■ Problem requirements
Searching the material below, find each line that includes the word "desc", and copy it.

==========

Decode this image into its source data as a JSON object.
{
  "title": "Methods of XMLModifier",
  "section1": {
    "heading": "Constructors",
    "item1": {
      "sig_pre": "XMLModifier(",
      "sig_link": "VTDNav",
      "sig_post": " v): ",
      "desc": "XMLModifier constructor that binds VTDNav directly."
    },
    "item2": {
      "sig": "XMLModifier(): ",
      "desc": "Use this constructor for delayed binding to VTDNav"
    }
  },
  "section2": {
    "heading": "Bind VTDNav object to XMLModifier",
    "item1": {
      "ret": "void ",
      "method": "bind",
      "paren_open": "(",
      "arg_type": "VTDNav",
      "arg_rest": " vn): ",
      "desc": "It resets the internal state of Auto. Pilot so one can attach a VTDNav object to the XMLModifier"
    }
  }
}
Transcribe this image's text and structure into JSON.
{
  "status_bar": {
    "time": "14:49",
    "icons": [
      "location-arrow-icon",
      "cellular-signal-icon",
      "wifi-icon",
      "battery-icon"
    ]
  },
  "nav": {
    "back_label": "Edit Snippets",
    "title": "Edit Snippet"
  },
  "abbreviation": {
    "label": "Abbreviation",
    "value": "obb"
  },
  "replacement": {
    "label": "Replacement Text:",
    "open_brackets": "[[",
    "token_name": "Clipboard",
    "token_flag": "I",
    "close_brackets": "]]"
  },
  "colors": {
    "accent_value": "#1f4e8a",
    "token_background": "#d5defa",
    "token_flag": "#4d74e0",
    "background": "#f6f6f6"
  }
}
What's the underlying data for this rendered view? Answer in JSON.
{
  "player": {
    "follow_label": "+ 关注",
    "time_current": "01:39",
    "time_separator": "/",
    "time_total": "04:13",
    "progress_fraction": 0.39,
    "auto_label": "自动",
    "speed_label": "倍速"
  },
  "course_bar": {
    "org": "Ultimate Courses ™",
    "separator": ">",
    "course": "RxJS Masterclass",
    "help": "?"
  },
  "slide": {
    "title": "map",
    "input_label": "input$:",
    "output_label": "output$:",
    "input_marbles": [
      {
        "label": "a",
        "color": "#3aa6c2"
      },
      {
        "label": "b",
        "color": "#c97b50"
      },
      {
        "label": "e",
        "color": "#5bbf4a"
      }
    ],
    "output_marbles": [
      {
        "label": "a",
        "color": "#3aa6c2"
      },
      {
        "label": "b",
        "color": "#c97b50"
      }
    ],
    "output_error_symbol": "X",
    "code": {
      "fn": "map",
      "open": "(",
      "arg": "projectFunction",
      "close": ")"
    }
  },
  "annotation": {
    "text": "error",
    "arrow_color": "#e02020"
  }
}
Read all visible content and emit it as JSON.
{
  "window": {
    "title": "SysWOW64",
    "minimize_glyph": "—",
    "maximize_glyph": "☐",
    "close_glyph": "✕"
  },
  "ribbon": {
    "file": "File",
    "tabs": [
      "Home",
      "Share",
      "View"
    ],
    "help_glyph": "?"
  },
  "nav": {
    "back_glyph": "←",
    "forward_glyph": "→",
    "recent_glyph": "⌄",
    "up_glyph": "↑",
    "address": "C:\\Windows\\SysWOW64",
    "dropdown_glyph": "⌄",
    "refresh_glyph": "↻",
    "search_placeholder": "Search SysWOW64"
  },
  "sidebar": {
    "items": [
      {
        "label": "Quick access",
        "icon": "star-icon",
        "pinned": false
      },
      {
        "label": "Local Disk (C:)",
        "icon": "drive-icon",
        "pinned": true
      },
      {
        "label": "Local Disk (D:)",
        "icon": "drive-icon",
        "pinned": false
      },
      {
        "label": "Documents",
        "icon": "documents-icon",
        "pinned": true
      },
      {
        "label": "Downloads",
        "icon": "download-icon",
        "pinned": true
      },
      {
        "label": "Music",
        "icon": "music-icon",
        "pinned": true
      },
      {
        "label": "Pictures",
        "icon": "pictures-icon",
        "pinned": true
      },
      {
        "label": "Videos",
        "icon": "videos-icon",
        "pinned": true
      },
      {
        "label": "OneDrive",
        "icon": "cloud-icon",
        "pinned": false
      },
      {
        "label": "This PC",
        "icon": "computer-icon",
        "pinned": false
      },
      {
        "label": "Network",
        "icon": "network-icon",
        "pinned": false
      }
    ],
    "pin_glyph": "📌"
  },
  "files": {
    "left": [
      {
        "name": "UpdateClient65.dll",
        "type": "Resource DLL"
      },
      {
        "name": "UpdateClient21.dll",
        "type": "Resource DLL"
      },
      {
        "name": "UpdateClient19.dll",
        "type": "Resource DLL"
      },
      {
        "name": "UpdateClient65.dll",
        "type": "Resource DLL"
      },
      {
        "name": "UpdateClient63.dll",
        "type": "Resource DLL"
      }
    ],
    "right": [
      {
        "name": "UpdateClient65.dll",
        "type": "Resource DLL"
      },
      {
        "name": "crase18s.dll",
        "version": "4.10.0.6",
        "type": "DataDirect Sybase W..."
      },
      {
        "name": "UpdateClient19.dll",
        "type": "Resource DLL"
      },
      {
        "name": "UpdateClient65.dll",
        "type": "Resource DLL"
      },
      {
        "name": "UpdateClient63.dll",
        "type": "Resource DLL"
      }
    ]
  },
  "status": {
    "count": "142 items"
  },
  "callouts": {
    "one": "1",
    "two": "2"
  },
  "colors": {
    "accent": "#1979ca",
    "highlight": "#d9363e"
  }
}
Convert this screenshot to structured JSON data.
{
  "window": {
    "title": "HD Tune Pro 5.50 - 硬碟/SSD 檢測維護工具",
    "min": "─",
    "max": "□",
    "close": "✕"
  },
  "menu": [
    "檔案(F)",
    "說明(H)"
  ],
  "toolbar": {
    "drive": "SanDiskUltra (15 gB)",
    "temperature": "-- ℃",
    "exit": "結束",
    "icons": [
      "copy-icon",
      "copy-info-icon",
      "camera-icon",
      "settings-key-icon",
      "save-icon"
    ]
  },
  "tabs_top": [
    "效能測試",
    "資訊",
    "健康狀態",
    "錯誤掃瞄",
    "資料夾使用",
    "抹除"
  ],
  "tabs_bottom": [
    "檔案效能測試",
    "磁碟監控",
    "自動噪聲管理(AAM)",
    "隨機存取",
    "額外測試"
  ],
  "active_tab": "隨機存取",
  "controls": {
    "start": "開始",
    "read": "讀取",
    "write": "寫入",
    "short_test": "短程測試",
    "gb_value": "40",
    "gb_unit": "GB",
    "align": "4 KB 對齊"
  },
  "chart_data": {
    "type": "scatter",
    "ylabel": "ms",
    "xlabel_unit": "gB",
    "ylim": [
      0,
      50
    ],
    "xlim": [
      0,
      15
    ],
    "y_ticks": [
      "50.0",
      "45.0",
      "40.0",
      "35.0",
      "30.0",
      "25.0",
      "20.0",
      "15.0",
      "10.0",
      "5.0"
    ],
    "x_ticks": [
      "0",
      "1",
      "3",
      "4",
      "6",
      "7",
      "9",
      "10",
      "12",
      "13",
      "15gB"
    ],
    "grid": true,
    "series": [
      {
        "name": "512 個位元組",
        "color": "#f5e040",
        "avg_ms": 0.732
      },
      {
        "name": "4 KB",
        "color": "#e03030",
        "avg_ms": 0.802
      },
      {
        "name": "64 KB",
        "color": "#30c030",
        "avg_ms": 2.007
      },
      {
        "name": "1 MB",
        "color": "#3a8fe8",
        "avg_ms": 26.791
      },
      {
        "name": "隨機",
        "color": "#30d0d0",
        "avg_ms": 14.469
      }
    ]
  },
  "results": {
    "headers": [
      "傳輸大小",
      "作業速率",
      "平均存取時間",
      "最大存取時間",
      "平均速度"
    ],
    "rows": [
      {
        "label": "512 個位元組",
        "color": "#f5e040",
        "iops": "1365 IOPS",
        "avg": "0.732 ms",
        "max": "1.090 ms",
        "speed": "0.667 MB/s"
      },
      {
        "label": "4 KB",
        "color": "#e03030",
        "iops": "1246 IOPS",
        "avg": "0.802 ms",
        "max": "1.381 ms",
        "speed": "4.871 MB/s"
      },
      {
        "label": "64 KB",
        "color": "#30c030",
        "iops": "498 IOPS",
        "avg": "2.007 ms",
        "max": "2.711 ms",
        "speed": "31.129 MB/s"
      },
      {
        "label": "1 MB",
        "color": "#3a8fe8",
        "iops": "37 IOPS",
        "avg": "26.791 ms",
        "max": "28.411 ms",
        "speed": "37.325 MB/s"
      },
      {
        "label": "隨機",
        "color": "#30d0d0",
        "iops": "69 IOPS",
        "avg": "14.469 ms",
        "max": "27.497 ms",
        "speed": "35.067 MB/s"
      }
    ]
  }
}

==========

■ Response
      "desc": "XMLModifier constructor that binds VTDNav directly."
      "desc": "Use this constructor for delayed binding to VTDNav"
      "desc": "It resets the internal state of Auto. Pilot so one can attach a VTDNav object to the XMLModifier"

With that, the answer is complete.